• [DIRECTIONS]
Copy every line that holds the string "username" from the data below.

GIVEN DATA Start Marker

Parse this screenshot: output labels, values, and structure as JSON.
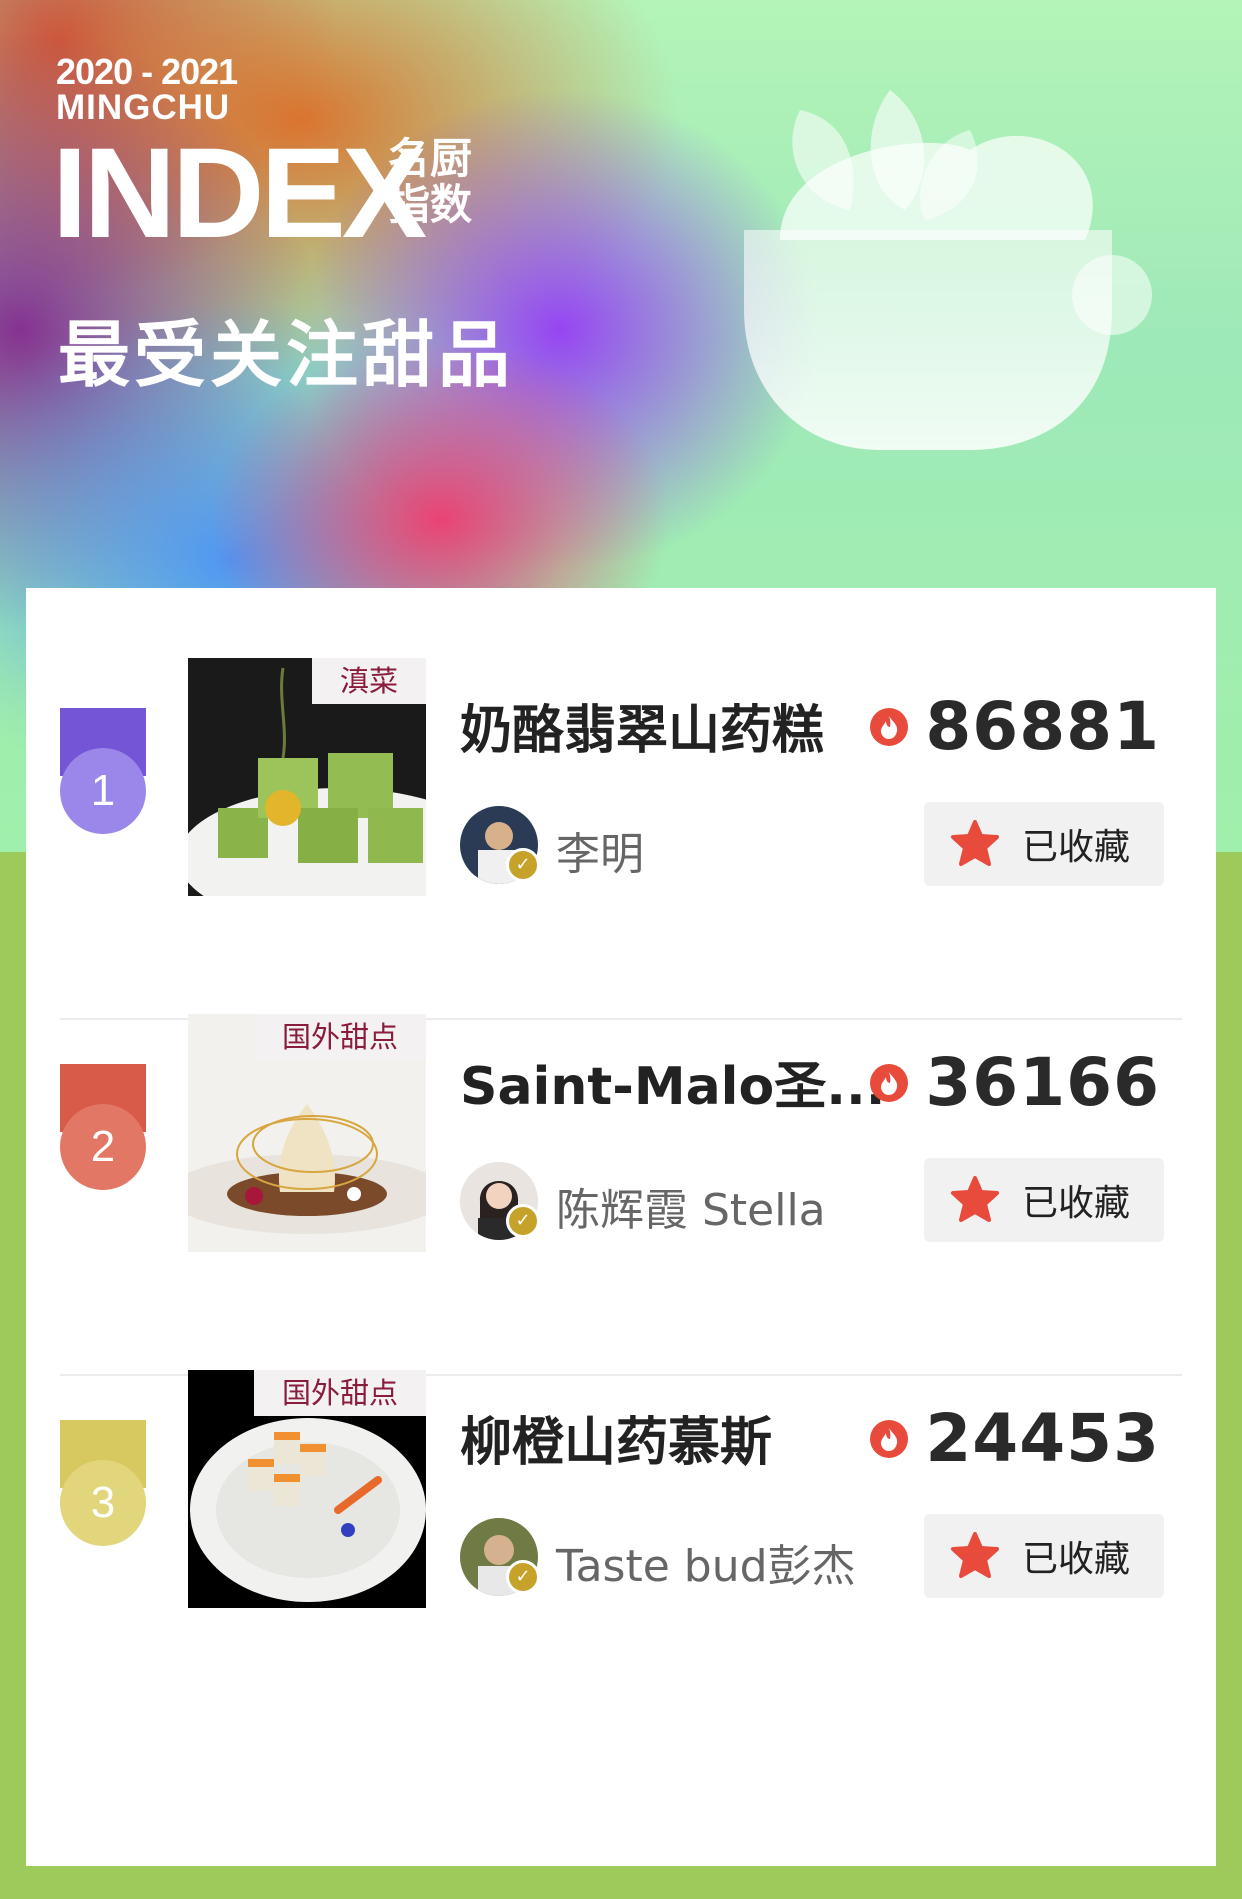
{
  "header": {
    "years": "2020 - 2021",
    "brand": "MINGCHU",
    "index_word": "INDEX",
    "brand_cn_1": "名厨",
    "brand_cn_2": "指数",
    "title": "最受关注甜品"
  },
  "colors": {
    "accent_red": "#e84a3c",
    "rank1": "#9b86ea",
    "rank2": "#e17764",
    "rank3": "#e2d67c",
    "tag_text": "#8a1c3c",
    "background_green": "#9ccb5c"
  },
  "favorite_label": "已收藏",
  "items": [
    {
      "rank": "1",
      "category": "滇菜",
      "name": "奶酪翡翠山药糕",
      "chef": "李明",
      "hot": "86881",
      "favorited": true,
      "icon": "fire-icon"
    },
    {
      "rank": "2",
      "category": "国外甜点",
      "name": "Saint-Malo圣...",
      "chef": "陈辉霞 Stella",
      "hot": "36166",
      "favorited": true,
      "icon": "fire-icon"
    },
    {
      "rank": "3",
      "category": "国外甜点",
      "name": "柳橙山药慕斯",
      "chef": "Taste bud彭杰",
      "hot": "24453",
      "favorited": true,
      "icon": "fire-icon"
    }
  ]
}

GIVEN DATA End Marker
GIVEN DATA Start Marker

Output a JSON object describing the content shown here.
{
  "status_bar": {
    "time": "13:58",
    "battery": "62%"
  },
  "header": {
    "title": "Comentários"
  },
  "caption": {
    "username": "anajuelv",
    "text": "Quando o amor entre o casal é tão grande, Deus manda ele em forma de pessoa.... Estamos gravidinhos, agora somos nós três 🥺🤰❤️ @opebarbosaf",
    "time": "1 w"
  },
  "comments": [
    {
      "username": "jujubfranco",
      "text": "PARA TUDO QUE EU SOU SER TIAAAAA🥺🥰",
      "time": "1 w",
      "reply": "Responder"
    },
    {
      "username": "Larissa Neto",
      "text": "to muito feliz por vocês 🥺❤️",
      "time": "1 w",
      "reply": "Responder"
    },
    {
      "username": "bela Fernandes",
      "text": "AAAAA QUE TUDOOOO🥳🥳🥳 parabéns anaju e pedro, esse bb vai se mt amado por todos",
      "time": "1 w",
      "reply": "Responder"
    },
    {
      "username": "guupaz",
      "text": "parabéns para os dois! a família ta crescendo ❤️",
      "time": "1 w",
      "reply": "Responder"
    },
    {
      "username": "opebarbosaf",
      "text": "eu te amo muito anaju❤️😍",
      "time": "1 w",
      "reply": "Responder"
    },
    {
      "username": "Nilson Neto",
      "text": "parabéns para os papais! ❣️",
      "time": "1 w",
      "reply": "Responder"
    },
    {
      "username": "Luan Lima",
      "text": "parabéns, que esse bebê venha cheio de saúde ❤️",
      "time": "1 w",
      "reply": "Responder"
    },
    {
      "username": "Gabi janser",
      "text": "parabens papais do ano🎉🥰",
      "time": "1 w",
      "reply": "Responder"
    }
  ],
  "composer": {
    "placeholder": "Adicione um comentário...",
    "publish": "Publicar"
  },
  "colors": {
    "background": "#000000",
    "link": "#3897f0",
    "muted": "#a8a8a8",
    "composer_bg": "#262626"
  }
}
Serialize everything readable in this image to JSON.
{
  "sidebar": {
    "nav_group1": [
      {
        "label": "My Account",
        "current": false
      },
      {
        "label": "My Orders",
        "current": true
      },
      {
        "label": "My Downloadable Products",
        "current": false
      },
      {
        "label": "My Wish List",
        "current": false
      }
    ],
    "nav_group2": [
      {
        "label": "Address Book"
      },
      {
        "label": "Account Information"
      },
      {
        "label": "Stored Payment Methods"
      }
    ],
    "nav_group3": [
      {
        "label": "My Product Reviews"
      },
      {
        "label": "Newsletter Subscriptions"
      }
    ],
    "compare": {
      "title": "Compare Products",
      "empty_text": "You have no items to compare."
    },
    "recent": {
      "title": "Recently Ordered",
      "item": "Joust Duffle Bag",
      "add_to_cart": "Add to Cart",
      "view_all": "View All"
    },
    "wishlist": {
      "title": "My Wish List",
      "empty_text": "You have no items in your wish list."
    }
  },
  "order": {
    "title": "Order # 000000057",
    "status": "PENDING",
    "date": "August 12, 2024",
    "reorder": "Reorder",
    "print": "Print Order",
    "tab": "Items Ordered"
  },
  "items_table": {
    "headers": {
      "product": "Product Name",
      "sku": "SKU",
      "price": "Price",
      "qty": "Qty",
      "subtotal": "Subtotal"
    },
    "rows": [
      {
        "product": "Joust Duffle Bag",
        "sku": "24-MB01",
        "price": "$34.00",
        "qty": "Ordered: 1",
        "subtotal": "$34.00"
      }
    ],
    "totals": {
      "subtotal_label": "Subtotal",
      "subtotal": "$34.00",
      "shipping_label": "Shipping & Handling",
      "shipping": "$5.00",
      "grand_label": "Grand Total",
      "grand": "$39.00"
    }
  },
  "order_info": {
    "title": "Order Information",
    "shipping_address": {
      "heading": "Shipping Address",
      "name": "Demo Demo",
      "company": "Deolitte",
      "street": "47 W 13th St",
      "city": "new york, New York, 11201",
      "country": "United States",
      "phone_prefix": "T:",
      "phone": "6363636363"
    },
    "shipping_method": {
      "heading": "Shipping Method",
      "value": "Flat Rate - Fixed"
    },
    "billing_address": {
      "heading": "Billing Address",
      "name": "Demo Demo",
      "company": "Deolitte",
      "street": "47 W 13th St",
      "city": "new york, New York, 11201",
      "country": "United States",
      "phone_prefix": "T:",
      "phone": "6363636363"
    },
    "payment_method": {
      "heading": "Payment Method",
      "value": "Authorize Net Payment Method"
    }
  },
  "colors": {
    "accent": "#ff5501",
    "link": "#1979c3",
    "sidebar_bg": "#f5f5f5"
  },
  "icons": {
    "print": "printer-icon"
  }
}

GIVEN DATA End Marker

• [RESULT FOR THIS TASK]
    "username": "anajuelv",
      "username": "jujubfranco",
      "username": "Larissa Neto",
      "username": "bela Fernandes",
      "username": "guupaz",
      "username": "opebarbosaf",
      "username": "Nilson Neto",
      "username": "Luan Lima",
      "username": "Gabi janser",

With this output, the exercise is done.